PROVIDED DATA:
============================================================

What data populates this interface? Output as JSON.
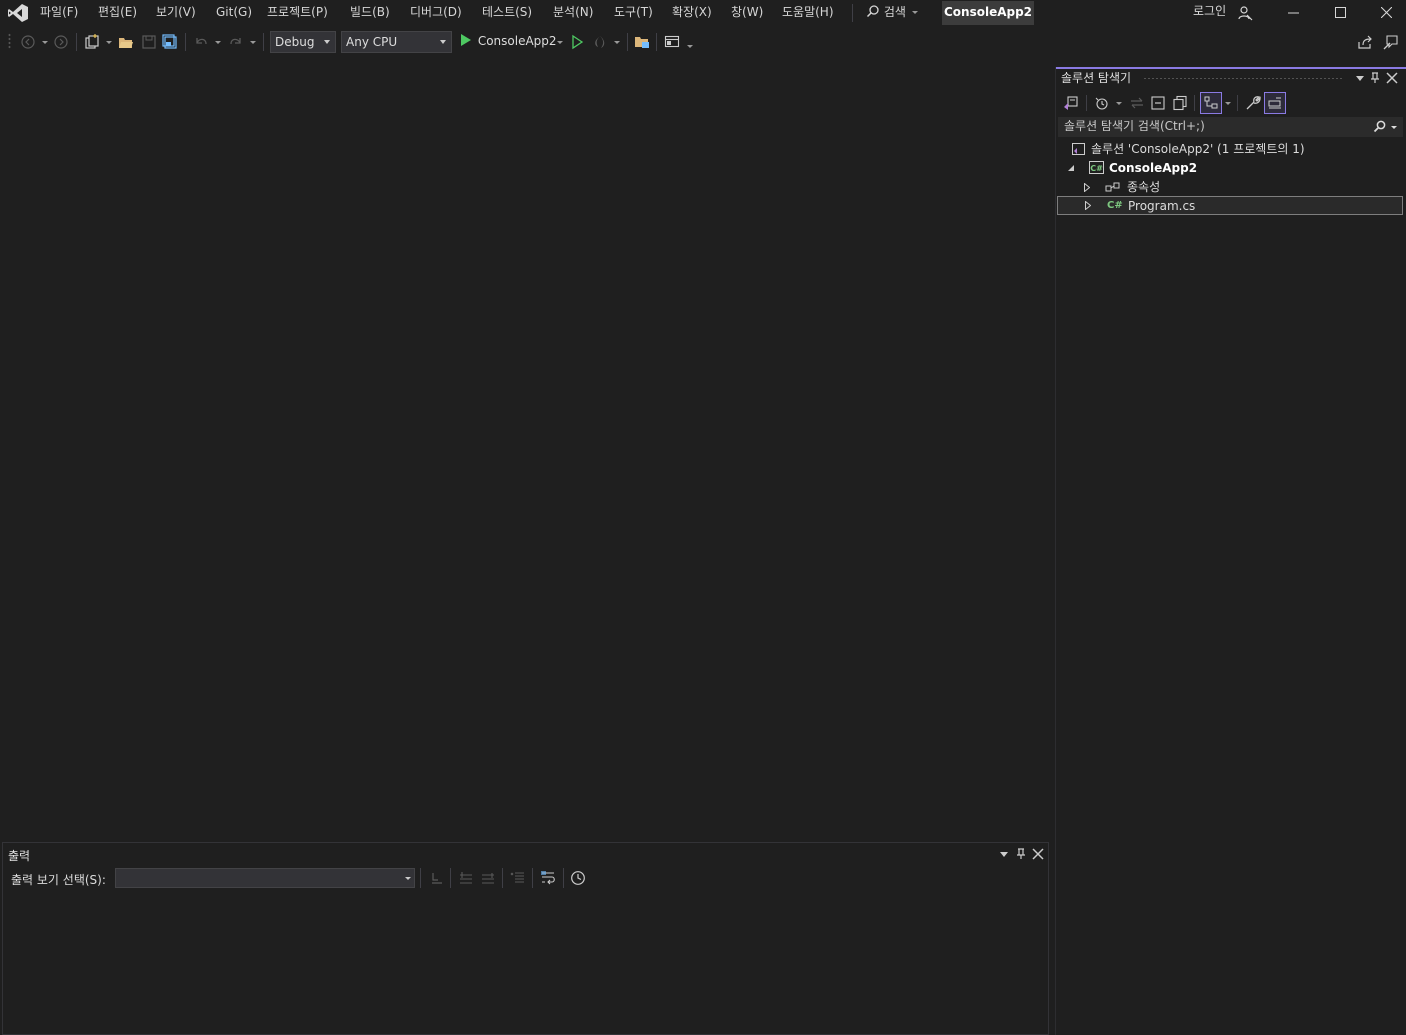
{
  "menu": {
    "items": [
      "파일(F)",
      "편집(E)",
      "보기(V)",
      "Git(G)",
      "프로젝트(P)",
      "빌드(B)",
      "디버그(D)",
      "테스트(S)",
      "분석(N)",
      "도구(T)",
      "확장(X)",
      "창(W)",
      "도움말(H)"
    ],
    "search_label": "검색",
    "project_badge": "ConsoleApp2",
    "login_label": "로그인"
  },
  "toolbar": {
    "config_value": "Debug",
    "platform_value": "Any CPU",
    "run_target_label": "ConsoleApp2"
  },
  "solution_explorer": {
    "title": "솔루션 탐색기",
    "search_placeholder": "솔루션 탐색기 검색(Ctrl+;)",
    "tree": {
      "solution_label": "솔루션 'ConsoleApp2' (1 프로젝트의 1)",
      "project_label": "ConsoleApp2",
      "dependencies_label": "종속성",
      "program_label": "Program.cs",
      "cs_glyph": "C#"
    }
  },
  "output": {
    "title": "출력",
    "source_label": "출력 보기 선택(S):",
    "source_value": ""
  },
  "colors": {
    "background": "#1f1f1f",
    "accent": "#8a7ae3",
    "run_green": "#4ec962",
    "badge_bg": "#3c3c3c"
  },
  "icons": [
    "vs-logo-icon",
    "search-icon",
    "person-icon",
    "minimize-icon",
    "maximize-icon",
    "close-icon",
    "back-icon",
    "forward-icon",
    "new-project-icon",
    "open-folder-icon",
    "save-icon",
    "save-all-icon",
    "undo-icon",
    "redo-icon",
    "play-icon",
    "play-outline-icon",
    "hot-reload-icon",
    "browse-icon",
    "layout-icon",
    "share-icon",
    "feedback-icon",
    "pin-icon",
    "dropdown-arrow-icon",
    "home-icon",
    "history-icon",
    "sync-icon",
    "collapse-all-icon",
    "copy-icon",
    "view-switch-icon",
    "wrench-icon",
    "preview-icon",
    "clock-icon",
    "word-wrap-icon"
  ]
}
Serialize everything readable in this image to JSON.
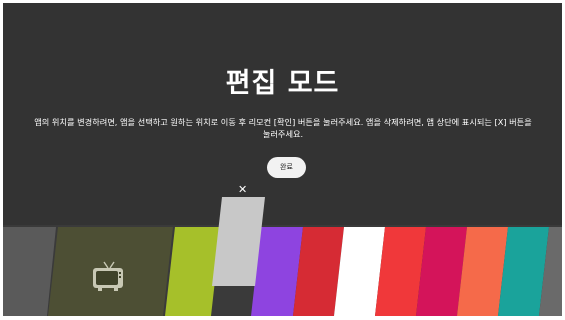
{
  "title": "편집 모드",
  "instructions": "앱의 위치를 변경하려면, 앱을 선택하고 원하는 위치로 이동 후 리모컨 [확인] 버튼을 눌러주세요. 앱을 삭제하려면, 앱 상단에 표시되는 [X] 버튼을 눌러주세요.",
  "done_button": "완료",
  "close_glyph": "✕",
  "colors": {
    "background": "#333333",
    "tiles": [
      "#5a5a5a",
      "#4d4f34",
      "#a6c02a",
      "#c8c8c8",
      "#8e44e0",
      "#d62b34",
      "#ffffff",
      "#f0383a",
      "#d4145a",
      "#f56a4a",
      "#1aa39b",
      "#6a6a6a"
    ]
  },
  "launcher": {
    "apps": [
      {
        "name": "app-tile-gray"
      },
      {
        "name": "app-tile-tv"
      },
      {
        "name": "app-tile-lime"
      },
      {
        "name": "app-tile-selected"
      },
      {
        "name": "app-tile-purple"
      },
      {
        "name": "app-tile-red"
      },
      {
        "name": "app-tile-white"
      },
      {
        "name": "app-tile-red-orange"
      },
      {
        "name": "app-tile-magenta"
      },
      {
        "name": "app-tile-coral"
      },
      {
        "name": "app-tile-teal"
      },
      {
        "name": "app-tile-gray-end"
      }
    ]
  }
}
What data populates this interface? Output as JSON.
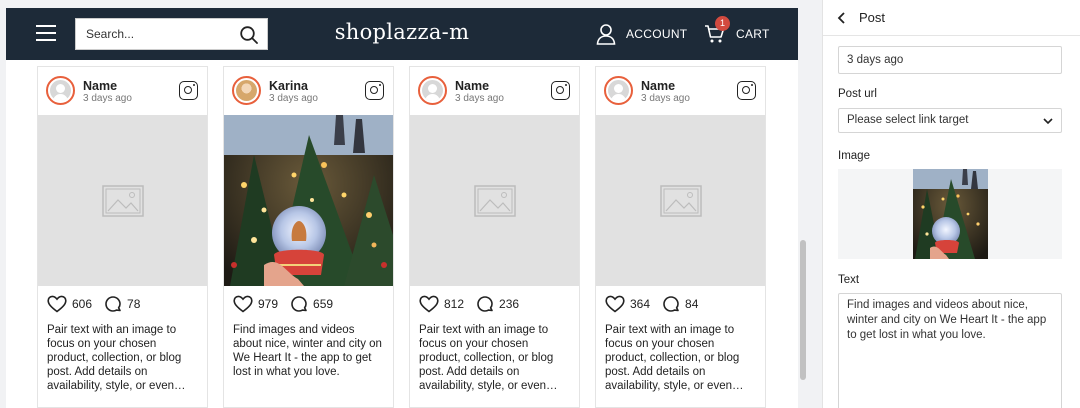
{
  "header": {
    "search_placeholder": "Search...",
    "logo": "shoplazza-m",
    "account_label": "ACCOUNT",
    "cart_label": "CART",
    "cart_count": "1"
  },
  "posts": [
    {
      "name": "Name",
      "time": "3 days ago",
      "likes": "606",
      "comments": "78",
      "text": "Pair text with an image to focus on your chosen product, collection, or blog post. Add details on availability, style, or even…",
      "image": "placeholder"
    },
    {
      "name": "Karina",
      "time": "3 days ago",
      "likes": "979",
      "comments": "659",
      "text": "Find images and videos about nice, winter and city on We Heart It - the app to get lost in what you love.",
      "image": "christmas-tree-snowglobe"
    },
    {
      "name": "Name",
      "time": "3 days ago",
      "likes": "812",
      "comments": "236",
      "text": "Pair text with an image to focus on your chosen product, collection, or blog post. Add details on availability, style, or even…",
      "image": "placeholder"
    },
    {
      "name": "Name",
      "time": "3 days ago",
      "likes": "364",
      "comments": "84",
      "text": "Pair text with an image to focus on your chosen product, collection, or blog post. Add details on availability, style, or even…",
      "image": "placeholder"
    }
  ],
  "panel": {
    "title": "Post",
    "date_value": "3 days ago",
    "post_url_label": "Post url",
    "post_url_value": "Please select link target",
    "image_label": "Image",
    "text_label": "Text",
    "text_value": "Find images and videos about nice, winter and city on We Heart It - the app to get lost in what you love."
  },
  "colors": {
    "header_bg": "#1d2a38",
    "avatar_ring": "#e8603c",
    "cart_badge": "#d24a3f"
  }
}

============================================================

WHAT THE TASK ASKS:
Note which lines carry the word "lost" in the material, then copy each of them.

EXERCISE SOLUTION:
      "text": "Find images and videos about nice, winter and city on We Heart It - the app to get lost in what you love.",
    "text_value": "Find images and videos about nice, winter and city on We Heart It - the app to get lost in what you love."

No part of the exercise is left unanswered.